Procedure: Crush grains. Heat 14 quarts water to 165°F. Mash in grains and hold at 154°F for 60 minutes. Heat another 14 quarts to 170°F, begin runoff and sparge. Collect 26 quarts sweet wort. Bring to boil, add Styrian Goldings hops. Boil 75 minutes, add Cascades hops. Boil 15 more minutes (90 total), remove from heat. Chill to 80°F, take hydrometer reading. Pour into a sanitized fermenter, splashing well to aerate. Add yeast, seal and ferment at 70°F for 8 – 10 days. Rack to secondary, age 10 – 14 days at 65°F. Prime with corn sugar, bottle and condition 10 – 14 days.

OG: 1050

IBU’s: 40.6

Notes on style: There are none, as this is something I made up. Well, there are dark wheat beers and amber ales with wheat in them, but not like mine… I expect this will be like a medium-bodied “amber ale”, whatever that is, with a slightly breadier/more cracker-like malt profile… not much hop aroma, more focus on the malt in general…

Notes on brewing: Wanting to get a dryer, less full-bodied beer, I went with a higher mash temp than I usually do, as well as a shorter mash and a bit thinner consistency…


Celebrating with beer…

Tuesday, May 25th, 2010

This past Saturday my daughter graduated from college! No more payments, no more FAFSA and other financial aid forms, and probably no more graduation speeches to listen to! Worth celebrating, definitely! I’m pretty proud of my daughter, too – not only does she have a degree in Baking & Pastry Arts, and a full-time job right away in her field, but she also made reservations for a family luncheon at a brewpub a few minutes’ walk from the site of the graduation ceremony! Her father’s daughter, in many ways…

Eight of us shared a table at the Trinity Brewhouse in Providence, Rhode Island, right under their famous mural of the Last Supper (with John Lennon in the place of Jesus, Kurt Cobain as Judas, etc…). They had six beers on tap, and I got the six-beer sampler tray, not wanting to miss anything…

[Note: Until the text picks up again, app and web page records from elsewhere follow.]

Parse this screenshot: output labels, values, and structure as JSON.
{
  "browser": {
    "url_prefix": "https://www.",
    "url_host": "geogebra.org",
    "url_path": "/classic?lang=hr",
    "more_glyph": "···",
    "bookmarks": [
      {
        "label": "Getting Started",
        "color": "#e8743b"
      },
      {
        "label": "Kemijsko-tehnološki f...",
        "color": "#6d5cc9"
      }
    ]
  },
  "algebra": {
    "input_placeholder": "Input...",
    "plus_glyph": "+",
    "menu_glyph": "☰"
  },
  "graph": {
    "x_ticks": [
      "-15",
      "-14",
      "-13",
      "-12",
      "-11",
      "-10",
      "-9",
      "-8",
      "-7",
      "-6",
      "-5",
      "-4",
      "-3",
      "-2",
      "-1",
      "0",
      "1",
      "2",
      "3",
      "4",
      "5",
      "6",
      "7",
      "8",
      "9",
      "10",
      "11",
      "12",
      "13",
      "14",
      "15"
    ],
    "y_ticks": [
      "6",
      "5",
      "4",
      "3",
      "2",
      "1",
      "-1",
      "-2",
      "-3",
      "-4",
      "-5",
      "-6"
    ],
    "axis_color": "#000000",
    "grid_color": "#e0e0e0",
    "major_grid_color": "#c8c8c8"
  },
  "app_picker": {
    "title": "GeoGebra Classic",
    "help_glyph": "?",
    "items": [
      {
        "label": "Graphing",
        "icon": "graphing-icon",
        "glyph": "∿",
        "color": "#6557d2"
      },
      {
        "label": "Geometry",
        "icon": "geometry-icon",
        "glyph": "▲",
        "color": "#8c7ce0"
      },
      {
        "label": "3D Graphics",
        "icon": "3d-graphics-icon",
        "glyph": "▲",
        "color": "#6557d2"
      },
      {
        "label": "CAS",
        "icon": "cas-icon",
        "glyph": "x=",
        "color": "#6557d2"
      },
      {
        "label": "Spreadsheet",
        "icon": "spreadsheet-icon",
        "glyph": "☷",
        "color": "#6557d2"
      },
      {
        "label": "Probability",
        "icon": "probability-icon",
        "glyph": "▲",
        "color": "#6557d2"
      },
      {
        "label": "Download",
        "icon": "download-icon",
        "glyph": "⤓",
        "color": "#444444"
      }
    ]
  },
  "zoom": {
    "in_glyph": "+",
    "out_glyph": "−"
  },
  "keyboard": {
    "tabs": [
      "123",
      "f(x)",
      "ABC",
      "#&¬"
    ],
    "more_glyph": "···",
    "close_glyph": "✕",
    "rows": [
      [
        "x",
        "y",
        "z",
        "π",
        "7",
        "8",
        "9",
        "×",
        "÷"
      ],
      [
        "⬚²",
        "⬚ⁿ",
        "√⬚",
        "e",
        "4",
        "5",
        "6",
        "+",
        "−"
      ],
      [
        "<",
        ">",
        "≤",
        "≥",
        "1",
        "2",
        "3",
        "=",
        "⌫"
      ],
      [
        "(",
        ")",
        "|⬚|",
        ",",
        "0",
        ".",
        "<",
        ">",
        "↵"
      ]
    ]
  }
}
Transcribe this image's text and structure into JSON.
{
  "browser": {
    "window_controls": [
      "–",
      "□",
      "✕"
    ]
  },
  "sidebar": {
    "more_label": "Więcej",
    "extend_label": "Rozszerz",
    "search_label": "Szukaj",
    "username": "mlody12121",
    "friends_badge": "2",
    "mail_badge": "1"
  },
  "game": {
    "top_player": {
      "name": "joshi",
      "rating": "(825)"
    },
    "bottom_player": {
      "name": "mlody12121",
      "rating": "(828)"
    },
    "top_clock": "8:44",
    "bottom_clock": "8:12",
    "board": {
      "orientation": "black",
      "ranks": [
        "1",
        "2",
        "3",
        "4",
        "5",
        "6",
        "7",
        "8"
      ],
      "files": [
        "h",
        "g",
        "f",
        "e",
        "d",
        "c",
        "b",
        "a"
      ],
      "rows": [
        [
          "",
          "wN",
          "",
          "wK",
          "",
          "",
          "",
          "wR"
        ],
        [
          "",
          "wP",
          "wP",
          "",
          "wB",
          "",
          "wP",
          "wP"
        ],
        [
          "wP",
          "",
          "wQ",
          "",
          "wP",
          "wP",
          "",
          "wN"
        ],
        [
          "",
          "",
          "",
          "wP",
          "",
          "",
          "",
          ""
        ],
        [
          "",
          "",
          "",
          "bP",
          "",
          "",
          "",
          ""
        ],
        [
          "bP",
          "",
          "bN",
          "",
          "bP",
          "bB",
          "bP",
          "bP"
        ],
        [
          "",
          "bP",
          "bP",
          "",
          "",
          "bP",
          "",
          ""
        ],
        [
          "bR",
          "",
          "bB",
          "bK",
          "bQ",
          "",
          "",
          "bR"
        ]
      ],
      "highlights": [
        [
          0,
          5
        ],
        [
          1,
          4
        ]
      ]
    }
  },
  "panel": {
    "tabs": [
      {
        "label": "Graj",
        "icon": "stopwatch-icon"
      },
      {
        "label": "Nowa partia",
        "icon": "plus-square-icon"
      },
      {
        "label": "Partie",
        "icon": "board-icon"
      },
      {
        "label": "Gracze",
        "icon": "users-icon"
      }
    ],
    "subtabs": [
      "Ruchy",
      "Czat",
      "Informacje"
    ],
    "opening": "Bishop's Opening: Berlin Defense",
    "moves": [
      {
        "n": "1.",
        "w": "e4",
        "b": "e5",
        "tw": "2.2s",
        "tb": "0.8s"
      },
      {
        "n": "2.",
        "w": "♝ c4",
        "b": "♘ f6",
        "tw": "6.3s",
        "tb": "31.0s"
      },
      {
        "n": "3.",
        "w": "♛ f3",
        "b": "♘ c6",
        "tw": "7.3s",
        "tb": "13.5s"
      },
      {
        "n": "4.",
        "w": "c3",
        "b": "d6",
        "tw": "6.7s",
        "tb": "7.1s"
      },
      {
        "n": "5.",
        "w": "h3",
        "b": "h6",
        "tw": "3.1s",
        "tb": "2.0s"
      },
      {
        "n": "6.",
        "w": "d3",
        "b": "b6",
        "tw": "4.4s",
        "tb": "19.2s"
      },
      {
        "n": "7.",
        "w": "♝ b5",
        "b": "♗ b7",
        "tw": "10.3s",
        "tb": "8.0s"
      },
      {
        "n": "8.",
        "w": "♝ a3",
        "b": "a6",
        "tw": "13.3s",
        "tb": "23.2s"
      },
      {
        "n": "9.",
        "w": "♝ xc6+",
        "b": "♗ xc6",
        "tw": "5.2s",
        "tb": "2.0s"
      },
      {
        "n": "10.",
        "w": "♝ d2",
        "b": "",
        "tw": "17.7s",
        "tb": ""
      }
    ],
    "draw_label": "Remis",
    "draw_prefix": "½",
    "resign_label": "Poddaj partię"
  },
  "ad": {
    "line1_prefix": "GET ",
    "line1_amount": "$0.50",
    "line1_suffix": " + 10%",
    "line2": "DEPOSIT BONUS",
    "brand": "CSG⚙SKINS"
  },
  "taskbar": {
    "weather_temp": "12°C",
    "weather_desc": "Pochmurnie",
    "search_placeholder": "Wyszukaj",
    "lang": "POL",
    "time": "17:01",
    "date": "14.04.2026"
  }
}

First up: a Kölsch. My Dad, a Bud drinker, enjoyed the Kölsch enough to have two. It was nice and bready, malty, crisp, Trinity says it is between 3 and 4% abv, with 18 IBU, and hopped with Galena.

Tommy’s Red Ale, a very malty Irish style ale, glowed a deep amber. At 4 to 5% abv and 28 IBUs, all Tettnang, it was yummy.

ESB: didn’t catch the name, nor the abv/IBU counts, but I’d guess it was around 35 – 40 IBU, very English tasting at first (Goldings?) but with an American (Cascade?) finish. Overall impression: hops, but pretty well balanced by malt.

Rhode Island IPA, their flagship, a multiple medal-winner, and the only beer they bottle at the moment (everything on tap is available in growlers at the pub, but the IPA can be found in dozens of retail outlets). 7% abv, 65 IBUs, all Kent Golding, according to the website. Very nice hop bitterness and a crisp balanced flavor. I had another pint.

Decadence Imperial IPA – brewed to celebrate 10 years in business, this is a big (10% abv) bitter (150 IBU’s) “wow” of a beer. Summit, Amarillo, Cascade and Simcoe hops, LOTS of malt…

Russian Imperial Stout – a beautiful opaque black beer, with a thick beige head. They say 8% and 60 IBU’s, hopped with Kent Goldings. Something in the yeast profile reminded us all of licorice or anise, but otherwise a nice rich beer…

The menu was fairly typical pub food, burgers, sandwiches, pizza, steaks and seafood, and the service was quite good. Get there early and be sure to make reservations – the place was hopping!